## ASSIGNMENT
Using the records below, please work out how many lines contain "Cubicle"; answer with the number alone.

## PROVIDED INFORMATION
──────────────────────────────
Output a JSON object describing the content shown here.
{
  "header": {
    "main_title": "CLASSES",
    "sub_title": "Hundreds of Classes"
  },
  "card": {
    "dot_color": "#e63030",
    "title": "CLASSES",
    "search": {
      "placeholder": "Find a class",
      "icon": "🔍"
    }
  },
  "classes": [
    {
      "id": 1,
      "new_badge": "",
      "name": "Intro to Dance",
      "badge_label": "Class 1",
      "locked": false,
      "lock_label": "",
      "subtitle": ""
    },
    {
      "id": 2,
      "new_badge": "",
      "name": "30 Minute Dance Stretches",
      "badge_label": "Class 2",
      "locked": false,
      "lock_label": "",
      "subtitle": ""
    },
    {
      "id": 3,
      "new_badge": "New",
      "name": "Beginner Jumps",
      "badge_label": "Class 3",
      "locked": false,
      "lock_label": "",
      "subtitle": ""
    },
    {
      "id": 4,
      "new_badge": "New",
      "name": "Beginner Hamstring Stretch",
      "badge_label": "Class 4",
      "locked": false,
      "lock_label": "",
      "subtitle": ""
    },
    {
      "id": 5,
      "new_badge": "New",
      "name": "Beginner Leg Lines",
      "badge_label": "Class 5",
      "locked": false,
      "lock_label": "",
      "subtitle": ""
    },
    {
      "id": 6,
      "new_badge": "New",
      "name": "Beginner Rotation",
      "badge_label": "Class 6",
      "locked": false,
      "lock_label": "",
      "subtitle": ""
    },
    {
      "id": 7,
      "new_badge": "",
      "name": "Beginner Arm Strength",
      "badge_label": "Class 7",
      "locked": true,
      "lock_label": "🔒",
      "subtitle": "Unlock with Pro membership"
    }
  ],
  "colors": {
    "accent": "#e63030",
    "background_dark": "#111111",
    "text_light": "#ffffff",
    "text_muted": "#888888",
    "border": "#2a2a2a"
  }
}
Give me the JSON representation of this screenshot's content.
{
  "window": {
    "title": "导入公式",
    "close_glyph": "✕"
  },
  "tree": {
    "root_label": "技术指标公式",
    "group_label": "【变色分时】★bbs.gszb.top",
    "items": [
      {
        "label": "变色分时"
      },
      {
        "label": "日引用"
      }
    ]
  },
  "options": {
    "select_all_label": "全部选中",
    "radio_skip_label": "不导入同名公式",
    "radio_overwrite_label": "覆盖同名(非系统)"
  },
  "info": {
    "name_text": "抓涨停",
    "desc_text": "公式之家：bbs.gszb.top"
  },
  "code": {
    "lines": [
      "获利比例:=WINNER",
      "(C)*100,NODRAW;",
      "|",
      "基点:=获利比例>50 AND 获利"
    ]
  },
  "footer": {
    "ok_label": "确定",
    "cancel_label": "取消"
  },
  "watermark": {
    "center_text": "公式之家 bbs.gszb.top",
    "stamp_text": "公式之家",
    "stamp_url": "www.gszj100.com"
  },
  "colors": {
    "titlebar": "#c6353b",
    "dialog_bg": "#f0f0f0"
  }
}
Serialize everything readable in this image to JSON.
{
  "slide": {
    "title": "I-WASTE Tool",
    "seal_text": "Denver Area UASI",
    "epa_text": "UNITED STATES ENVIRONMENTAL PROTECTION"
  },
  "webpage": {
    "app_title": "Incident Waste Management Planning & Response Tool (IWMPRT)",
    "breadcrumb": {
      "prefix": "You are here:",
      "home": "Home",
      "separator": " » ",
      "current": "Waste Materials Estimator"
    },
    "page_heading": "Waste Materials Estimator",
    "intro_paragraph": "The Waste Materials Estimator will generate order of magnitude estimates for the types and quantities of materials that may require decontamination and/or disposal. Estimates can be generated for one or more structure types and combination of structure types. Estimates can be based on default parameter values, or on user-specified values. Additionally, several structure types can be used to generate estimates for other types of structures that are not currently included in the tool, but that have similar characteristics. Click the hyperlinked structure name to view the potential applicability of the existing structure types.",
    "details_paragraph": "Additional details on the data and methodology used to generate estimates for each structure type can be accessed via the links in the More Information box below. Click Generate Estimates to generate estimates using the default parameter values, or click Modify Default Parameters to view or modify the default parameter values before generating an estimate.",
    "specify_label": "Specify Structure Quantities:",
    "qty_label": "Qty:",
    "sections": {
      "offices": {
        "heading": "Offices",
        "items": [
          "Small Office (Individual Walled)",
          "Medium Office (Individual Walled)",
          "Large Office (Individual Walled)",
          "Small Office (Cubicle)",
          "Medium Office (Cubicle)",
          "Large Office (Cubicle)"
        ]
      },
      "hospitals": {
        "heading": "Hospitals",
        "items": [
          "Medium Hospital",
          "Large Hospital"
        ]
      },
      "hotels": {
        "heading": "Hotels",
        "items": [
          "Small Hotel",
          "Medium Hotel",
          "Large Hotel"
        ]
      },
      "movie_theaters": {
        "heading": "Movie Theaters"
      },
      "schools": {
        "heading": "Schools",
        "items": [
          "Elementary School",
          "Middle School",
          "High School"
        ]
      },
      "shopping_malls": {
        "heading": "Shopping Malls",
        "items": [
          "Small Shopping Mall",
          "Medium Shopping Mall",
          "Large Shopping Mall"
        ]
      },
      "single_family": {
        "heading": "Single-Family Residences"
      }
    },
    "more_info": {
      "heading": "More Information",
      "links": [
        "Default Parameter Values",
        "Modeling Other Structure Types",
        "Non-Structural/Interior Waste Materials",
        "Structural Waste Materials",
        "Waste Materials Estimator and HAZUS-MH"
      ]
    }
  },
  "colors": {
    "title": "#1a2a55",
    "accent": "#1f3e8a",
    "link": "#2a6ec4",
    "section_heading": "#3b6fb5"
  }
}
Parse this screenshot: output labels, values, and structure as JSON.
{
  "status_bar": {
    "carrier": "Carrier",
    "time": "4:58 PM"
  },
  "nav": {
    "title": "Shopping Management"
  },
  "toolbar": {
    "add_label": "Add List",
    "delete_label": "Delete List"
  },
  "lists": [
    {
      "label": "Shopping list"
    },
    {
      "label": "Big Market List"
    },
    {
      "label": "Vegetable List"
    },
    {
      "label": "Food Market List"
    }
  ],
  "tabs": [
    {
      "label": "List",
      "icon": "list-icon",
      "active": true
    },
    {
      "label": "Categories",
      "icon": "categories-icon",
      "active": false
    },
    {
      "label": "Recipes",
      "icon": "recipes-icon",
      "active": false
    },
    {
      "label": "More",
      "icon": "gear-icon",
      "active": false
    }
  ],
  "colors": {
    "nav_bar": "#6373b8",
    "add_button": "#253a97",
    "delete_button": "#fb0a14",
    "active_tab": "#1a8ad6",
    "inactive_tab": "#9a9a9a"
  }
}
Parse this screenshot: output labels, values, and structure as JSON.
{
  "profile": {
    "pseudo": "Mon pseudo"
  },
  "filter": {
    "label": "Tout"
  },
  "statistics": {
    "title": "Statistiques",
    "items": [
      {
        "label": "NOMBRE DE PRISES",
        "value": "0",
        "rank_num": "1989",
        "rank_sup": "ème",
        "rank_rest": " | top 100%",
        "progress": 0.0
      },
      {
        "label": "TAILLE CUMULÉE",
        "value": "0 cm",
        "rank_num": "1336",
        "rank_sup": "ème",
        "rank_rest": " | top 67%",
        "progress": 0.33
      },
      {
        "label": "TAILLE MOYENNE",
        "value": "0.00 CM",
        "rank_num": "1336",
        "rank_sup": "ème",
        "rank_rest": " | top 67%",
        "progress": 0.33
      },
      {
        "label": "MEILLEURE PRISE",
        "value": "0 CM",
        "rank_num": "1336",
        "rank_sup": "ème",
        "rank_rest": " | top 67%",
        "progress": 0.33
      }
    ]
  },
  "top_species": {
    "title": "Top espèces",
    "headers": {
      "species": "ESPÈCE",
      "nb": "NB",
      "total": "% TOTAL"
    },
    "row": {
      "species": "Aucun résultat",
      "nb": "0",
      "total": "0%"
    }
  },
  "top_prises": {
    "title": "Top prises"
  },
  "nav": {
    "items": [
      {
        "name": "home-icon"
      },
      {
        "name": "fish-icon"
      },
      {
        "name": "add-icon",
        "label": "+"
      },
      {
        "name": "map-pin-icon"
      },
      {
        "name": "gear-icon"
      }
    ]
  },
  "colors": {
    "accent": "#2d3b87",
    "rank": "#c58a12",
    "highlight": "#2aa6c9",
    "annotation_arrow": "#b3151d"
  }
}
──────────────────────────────
## RESULT
3